The few employees who stayed behind miss their families and co-workers, who are now on the other side of the broken bridge. They stay connected by phone, said Viancy Cortez, 24. “It’s been hard. My dad, sister and boyfriend are on the other side.”
The Foundation has not yet tallied its total losses, but estimates that repairs could cost hundreds of thousands of dollars. In addition to cabin rebuilding, they must refurbish and fix interior roads and other infrastructure.
“What we are planning to do is save and use as much lumber as we can — the doors, the beams, the windows — so we can duplicate what we have,” Jolicoeur said.
With the bridge down, it must find new vendors for fresh food and supplies from the south, from places like Cambria, Lucia and Paso Robles.
It also wants to help its employees, so they return. “People are in shock, and we’re helping with paperwork, email and on the phone,” Crowley said. “Deetjen’s has always taken care of its employees, providing benefits, so we could offer the best quality of services to our guests.”
“We want to turn Deetjen’s into what it was before,” she said. “If you’ve stayed at and enjoyed Deetjen’s in the past, a donation of any amount will be greatly appreciated.”

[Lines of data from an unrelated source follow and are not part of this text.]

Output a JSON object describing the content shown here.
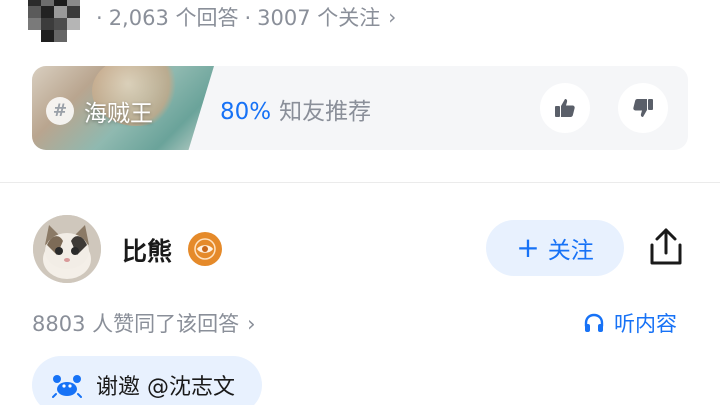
{
  "question_stats": {
    "answers": "2,063 个回答",
    "followers": "3007 个关注",
    "separator": "·",
    "chevron": "›"
  },
  "topic_card": {
    "topic_name": "海贼王",
    "hash_symbol": "#",
    "recommend_percent": "80%",
    "recommend_text": "知友推荐"
  },
  "author": {
    "name": "比熊",
    "follow_label": "关注",
    "follow_plus": "+"
  },
  "answer_meta": {
    "agree_text": "8803 人赞同了该回答",
    "chevron": "›",
    "listen_label": "听内容"
  },
  "invite": {
    "text": "谢邀 @沈志文"
  },
  "colors": {
    "accent": "#1772f6",
    "accent_bg": "#e8f1fe",
    "muted_text": "#8a8f99",
    "badge": "#e58a2a"
  }
}
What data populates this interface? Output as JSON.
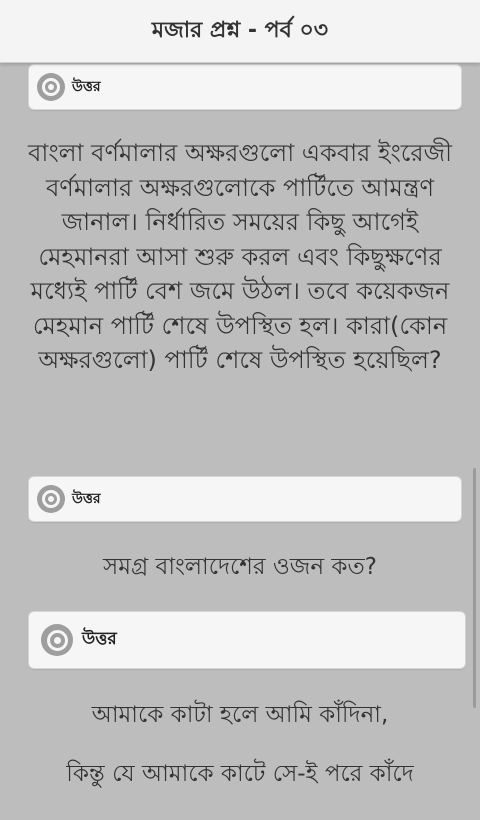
{
  "header": {
    "title": "মজার প্রশ্ন - পর্ব ০৩"
  },
  "answer_label": "উত্তর",
  "questions": [
    {
      "text": "বাংলা বর্ণমালার অক্ষরগুলো একবার ইংরেজী বর্ণমালার অক্ষরগুলোকে পার্টিতে আমন্ত্রণ জানাল। নির্ধারিত সময়ের কিছু আগেই মেহমানরা আসা শুরু করল এবং কিছুক্ষণের মধ্যেই পার্টি বেশ জমে উঠল। তবে কয়েকজন মেহমান পার্টি শেষে উপস্থিত হল। কারা(কোন অক্ষরগুলো) পার্টি শেষে উপস্থিত হয়েছিল?"
    },
    {
      "text": "সমগ্র বাংলাদেশের ওজন কত?"
    },
    {
      "line1": "আমাকে কাটা হলে আমি কাঁদিনা,",
      "line2": "কিন্তু যে আমাকে কাটে সে-ই পরে কাঁদে"
    }
  ]
}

Deetjen’s is a 501(c)(3) nonprofit organization, so donations are tax deductible. To give, go to: https://www.gofundme.com/help-save-deetjens-big-sur-inn or write: Deetjens Big Sur Inn Preservation Foundation Inc., 48865 Highway One, Big Sur, CA 93920.